If anyone's curious where this question came from:
I am very torn on this issue because explaining terms of art upfront risks over explaining and being patronizing, however not introducing terms of art risks alienating people and puts a burden on your audience to have to speak up which might be hard to do.
I've been having some feels around terms of art use. I'm curious which approach people of the Fediverse use when conversing about a technical topic.
• Terms of art that the average observer outside a particular field wouldn't understand are explained when they are used. Example
I used a Fourier Transform which is a signal processing technique that takes a time domain representation of a signal into the frequency domain...
• Terms of art are not explained until someone asks for clarification. Example:
I used a Fourier Transform...
Oh, a signal processing technique that takes a time domain representation of a signal into the frequency domain...
re: extended discussion about gender-y character in fiction
However, apparently in the Japanese language manga Hange is not referred to using gendered pronouns, which was intriguing. A little digging revealed this quote from the publisher of Attack on Titan (from 2011):
Isayama (creator of the Manga) has confirmed that… we’re not allowed to confirm Hange’s gender. He (Isayama) has instructed us to avoid gendered pronouns when referring to Hange, or at least to use he AND she with equal frequency.
Parenthetical text my own.
That is Hange—a main character in a completely mainstream work of fiction—can easily be read as non-binary.
However, when I went to read more about this character there was the predictable “people try to force a reading of this character as binary” thing that tends to happen. Some examples:
I’m used to seeing enby characters in media in veiled terms. While this seem to be changing in recent years--a contemporary example might be Bloodhound from Apex Legends--it still seems to be the de facto standard. It’s wonderful and exciting to see an enby character exist in and be pretty openly presented as such. I’m quietly optimistic this means that there will be more openly and unabashedly enby that show up in the wider world of fiction.
extended discussion about gender-y character in fiction
I’ve been knee-deep in the “guess I’m gonna do the overtly non-binary thing” for a while. As a result, I’ve had to think a lot more about how I want to present to the world at large. I often use works of fiction as a way to reflect on stuff and I went looking for non-binary characters to get ideas about how I want to present.

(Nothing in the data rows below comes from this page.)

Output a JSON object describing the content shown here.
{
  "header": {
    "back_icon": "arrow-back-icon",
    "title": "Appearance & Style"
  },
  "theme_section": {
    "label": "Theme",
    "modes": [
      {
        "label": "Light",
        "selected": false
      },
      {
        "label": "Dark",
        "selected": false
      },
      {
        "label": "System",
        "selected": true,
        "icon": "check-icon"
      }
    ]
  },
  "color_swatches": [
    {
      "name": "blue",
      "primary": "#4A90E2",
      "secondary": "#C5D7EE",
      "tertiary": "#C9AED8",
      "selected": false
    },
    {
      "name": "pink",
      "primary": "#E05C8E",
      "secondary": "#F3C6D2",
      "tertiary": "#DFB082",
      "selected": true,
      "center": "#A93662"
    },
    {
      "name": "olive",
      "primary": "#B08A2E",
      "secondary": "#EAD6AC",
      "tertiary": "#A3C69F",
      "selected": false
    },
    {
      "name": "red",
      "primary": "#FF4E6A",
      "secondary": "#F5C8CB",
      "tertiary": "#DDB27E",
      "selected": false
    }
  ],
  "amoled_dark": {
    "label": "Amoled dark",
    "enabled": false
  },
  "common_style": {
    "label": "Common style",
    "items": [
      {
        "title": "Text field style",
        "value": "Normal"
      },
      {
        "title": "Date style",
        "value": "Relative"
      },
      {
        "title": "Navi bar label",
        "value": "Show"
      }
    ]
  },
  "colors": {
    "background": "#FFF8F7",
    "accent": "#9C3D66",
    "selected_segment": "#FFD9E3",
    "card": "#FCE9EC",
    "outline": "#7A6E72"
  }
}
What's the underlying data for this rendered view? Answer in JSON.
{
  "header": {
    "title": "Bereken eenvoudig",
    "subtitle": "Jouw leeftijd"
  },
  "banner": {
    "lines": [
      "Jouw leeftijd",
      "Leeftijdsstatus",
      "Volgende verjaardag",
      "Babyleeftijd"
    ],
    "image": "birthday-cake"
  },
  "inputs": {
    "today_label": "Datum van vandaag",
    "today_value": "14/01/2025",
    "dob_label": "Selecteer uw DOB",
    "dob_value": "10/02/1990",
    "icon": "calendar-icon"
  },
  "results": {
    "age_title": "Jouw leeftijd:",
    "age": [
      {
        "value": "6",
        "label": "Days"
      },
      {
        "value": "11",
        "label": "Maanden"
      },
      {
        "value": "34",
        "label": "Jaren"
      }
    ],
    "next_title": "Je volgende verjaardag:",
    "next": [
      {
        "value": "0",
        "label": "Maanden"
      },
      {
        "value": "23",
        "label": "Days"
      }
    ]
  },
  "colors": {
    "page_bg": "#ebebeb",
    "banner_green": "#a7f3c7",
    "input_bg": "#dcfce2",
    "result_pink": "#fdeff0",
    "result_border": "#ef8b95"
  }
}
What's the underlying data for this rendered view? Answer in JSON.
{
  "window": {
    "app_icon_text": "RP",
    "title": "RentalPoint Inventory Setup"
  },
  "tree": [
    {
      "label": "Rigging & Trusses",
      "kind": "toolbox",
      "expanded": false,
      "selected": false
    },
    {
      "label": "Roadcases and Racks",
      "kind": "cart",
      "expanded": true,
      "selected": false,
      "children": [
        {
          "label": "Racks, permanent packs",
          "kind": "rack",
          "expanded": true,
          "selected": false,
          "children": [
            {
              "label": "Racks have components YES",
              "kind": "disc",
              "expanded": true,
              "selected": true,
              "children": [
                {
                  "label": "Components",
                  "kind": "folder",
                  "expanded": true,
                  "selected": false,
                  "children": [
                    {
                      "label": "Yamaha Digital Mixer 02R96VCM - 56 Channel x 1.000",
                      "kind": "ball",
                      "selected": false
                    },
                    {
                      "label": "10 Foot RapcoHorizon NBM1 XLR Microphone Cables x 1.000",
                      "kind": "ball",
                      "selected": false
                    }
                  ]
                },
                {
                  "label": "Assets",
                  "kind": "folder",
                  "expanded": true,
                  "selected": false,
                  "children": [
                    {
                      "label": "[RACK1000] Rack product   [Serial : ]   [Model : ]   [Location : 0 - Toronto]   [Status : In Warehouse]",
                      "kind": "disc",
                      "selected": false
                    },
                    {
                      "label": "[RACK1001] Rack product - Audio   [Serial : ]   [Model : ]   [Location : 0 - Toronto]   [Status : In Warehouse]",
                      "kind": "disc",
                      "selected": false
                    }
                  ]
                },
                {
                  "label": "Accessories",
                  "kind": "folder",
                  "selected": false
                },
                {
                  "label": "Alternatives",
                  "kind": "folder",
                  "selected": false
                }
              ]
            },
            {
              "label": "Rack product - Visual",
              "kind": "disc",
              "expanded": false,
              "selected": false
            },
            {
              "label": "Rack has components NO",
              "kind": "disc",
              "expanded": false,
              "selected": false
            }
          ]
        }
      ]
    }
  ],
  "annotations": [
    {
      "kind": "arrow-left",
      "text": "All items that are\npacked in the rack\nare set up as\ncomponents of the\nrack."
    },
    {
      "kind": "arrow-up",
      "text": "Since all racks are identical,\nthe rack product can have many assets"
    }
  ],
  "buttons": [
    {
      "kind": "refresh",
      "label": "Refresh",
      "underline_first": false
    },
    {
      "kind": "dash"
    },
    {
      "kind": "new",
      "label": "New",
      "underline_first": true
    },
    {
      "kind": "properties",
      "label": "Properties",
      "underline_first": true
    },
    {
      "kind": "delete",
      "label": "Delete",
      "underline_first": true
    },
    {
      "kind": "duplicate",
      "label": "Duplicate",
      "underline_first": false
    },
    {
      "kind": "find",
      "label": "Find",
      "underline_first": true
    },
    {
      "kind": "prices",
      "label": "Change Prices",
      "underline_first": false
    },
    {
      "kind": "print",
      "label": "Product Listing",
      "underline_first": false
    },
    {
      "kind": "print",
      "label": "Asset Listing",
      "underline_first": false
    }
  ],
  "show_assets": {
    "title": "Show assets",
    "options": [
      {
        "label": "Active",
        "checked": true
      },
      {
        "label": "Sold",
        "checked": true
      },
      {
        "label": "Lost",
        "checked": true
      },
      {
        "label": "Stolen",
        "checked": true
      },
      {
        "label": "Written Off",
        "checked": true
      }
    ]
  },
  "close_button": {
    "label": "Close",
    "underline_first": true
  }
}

Not sure if I’ve been over the “how Alex consumes media” thing yet. I tend to read plot descriptions/analysis of media before I consume it, and usually go in with stuff fully spoiled. Indeed, I don't really watch shows/play games before I've read about them in detail.
In this way, I eventually ran into the manga/anime Attack On Titan and the character Hange Zoë. I realize this anime/manga is insanely popular, but I’ve never read/watched it.
At first I was like "wow this character sure does look non-binary, but I guess that’s a coincidence”. Hange is referred to using she/her pronouns in the English-language anime, which is what most folx seem to be familiar with. I was still pretty pleased to do the “well, I read this character as non-binary and that’s important to me… something something the author is dead, audience interpretation matters”.
type System = Sasha of Fox | Alex of Wolf
A median plural system composed of one fox named Sasha and one wolf named Alex.
The Vulpine Club is a friendly and welcoming community of foxes and their associates, friends, and fans! =^^=